And still you'll never get it right,
'cause when you're laying in bed at night
watching roaches climb the wall,
if you called your dad he could stop it all, yeah.
You'll never live like common people.
You'll never do whatever common people do.
You'll never fail like common people.
You'll never watch your life slide out of view,
and dance, and drink, and screw,
because there's nothing else to do.
- This is widely believed to be a Take That about the general tendency in the Britpop era for musicians with affluent backgrounds to idealise and appropriate traditional British working-class culture, with a particular target being blur's "Park Life".
- to hear this song at its snarky best, you must heard William Shatner's rendition.
- The Dashboard Confessional song "Matters of Blood and Connection" is a Take That directed at a wealthy young socialite who does this so that she can have a vacation. Among other things, she uses a fake accent to try and convince the locals she is one of them.
- Arthur Shnitzler's "The Little Comedy" (which was the basis for the first act of The Musical Romance / Romance): Two rich folk pretend to be poor to find love with someone real- they find each other, then have to nobly break it off because they're in love, and they can't get out of their web of lies. Then they later meet each other as themselves at a party.
- In Camelot, King Arthur meets Guenevere in this way, intending to avoid an Arranged Marriage to her. It turns out to be a Perfectly Arranged Marriage, but all the same they find themselves singing "What Do The Simple Folk Do?" in the second act.

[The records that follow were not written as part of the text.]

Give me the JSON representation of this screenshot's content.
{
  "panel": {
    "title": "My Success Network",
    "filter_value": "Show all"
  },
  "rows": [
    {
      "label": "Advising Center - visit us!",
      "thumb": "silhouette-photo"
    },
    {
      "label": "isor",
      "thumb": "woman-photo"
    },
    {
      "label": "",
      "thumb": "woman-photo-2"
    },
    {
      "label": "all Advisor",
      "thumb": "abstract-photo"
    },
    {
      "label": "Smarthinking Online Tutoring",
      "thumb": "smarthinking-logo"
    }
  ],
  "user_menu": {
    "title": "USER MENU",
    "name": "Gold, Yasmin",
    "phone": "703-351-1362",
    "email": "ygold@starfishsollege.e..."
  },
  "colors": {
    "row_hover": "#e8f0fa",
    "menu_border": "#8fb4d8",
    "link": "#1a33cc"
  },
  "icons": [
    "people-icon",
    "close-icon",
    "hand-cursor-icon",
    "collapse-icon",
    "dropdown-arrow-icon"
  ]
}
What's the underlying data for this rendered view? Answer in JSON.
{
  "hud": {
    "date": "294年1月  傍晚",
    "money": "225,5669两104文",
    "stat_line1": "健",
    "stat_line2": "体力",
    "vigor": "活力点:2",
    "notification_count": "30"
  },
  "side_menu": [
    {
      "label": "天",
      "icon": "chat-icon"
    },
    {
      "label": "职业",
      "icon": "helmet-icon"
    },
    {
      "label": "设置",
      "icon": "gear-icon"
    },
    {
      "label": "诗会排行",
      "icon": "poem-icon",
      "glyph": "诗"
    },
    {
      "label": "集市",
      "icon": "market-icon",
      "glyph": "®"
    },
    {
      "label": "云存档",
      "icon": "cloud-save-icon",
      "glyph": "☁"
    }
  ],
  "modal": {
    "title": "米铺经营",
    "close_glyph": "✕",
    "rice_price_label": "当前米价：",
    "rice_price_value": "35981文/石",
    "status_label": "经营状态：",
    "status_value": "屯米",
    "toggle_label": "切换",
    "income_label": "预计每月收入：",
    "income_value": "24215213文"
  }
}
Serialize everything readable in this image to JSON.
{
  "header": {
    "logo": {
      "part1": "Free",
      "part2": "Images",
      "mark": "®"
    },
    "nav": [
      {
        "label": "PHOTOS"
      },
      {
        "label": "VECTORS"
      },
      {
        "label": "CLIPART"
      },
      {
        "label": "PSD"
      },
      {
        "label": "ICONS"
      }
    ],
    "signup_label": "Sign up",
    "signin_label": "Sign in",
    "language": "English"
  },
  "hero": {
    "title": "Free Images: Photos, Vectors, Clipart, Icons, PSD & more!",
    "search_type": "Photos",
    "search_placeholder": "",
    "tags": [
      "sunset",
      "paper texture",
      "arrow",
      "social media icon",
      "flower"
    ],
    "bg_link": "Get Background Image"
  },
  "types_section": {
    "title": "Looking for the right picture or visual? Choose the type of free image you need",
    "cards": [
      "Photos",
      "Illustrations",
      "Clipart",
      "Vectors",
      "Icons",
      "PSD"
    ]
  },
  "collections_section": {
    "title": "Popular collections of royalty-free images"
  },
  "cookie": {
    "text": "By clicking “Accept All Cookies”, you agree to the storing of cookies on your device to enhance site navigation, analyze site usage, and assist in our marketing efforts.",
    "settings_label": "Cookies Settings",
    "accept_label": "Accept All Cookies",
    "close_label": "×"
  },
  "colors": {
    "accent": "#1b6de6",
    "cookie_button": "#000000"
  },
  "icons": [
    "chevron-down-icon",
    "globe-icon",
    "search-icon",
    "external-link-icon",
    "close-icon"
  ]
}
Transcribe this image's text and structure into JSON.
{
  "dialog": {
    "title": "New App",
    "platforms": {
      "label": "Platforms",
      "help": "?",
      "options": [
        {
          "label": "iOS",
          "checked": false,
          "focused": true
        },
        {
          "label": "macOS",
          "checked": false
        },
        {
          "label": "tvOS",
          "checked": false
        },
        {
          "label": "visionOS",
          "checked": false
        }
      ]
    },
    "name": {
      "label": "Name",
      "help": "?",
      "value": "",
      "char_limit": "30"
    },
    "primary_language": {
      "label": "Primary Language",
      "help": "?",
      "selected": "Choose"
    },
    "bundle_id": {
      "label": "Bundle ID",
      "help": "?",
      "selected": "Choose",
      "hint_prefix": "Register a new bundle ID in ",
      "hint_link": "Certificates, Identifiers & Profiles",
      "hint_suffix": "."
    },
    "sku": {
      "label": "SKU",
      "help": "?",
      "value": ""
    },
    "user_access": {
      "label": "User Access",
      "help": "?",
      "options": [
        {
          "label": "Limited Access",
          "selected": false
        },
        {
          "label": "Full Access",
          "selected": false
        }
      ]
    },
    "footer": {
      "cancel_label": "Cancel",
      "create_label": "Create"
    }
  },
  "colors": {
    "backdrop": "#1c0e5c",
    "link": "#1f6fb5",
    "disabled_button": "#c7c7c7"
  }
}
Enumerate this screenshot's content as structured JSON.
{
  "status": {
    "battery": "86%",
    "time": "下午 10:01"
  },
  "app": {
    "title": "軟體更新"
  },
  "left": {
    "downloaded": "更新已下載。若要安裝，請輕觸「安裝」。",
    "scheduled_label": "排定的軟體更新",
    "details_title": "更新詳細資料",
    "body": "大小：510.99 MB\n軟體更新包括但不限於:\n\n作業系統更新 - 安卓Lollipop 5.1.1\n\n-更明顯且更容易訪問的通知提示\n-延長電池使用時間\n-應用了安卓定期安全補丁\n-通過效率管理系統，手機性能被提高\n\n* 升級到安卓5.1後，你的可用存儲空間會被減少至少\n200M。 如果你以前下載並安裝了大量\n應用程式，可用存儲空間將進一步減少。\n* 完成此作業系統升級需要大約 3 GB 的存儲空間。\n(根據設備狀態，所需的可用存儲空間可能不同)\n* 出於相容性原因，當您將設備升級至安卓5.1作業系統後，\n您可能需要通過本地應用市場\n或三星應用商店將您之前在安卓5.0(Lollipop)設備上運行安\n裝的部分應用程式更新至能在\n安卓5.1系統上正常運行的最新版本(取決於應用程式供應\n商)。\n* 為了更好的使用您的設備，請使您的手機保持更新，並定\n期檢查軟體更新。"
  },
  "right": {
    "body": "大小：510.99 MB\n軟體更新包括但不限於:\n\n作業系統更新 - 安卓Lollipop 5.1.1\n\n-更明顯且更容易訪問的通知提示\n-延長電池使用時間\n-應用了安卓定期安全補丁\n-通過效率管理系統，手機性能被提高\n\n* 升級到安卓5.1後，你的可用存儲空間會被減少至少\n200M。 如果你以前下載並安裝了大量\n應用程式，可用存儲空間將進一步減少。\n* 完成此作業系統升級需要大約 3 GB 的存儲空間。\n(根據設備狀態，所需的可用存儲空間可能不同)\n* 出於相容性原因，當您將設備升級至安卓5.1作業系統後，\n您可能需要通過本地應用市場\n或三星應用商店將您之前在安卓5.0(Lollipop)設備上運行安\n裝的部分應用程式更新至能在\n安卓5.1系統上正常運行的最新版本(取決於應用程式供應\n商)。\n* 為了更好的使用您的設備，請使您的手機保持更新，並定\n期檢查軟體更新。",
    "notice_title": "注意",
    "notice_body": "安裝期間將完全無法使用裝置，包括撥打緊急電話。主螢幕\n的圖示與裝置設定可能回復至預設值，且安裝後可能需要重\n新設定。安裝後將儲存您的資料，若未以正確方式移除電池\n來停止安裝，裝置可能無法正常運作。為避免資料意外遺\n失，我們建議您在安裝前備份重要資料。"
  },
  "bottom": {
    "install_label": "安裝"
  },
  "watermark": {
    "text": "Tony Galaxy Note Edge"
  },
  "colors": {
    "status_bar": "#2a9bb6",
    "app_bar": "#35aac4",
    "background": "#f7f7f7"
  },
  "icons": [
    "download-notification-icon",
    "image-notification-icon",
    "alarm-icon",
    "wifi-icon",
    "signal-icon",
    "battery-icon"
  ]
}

- Miss Dorothy and Jimmy does this in Thoroughly Modern Millie. She even has an "I Want" Song about it, titled "How The Other Half Lives."
- The Dethklok band members in Metalocalypse attempt to be "regular jackoffs", before they realize they liked it better when they were basically gods.
- In one episode of The Simpsons, Mr. Burns remarks, "A blue collar bar! Let's go slumming!" upon seeing Moe's Tavern.
- Token tries this for a little while in South Park, after the other kids start making fun of him for being rich. It doesn't really have the desired effect.
- Historically, it was fashionable before the French Revolution for nobility to have picnics in which they dressed up as peasants and shepherds or for paintings to depict a romanticized version of the peasant.
- Marie Antoinette also did this, and said (or was said having said): "The peasants don't know how lucky they are!" We all know how that turned out...
- Some people in industrialized countries engage in what's called "slum tourism" in African, East Asian and Latin American countries.
- One of Pablo Picasso's quotes is "I'd like to live as a poor man with lots of money."